[Data entries]
Start of Block
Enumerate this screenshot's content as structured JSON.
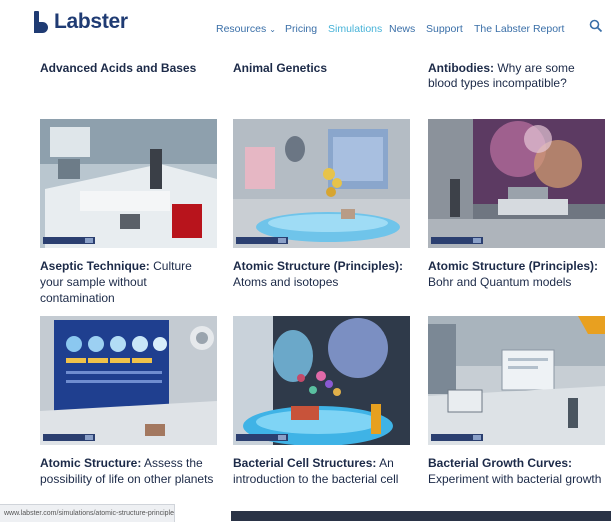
{
  "header": {
    "logo_text": "Labster",
    "nav": [
      "Resources",
      "Pricing",
      "Simulations",
      "News",
      "Support",
      "The Labster Report"
    ],
    "active_nav": "Simulations"
  },
  "top_row": [
    {
      "bold": "Advanced Acids and Bases",
      "rest": ""
    },
    {
      "bold": "Animal Genetics",
      "rest": ""
    },
    {
      "bold": "Antibodies:",
      "rest": " Why are some blood types incompatible?"
    }
  ],
  "cards": [
    {
      "bold": "Aseptic Technique:",
      "rest": " Culture your sample without contamination"
    },
    {
      "bold": "Atomic Structure (Principles):",
      "rest": " Atoms and isotopes"
    },
    {
      "bold": "Atomic Structure (Principles):",
      "rest": " Bohr and Quantum models"
    },
    {
      "bold": "Atomic Structure:",
      "rest": " Assess the possibility of life on other planets"
    },
    {
      "bold": "Bacterial Cell Structures:",
      "rest": " An introduction to the bacterial cell"
    },
    {
      "bold": "Bacterial Growth Curves:",
      "rest": " Experiment with bacterial growth"
    }
  ],
  "status_url": "www.labster.com/simulations/atomic-structure-principles/",
  "colors": {
    "brand": "#1f3b73",
    "nav": "#3a6fa8",
    "nav_active": "#47b3d8",
    "title": "#1c2a48"
  },
  "icons": {
    "search": "search-icon",
    "nav_dropdown": "chevron-down-icon"
  }
}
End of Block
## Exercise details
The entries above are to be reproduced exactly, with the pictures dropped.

## Result of this task
Enumerate this screenshot's content as structured JSON.
{
  "header": {
    "logo_text": "Labster",
    "nav": [
      "Resources",
      "Pricing",
      "Simulations",
      "News",
      "Support",
      "The Labster Report"
    ],
    "active_nav": "Simulations"
  },
  "top_row": [
    {
      "bold": "Advanced Acids and Bases",
      "rest": ""
    },
    {
      "bold": "Animal Genetics",
      "rest": ""
    },
    {
      "bold": "Antibodies:",
      "rest": " Why are some blood types incompatible?"
    }
  ],
  "cards": [
    {
      "bold": "Aseptic Technique:",
      "rest": " Culture your sample without contamination"
    },
    {
      "bold": "Atomic Structure (Principles):",
      "rest": " Atoms and isotopes"
    },
    {
      "bold": "Atomic Structure (Principles):",
      "rest": " Bohr and Quantum models"
    },
    {
      "bold": "Atomic Structure:",
      "rest": " Assess the possibility of life on other planets"
    },
    {
      "bold": "Bacterial Cell Structures:",
      "rest": " An introduction to the bacterial cell"
    },
    {
      "bold": "Bacterial Growth Curves:",
      "rest": " Experiment with bacterial growth"
    }
  ],
  "status_url": "www.labster.com/simulations/atomic-structure-principles/",
  "colors": {
    "brand": "#1f3b73",
    "nav": "#3a6fa8",
    "nav_active": "#47b3d8",
    "title": "#1c2a48"
  },
  "icons": {
    "search": "search-icon",
    "nav_dropdown": "chevron-down-icon"
  }
}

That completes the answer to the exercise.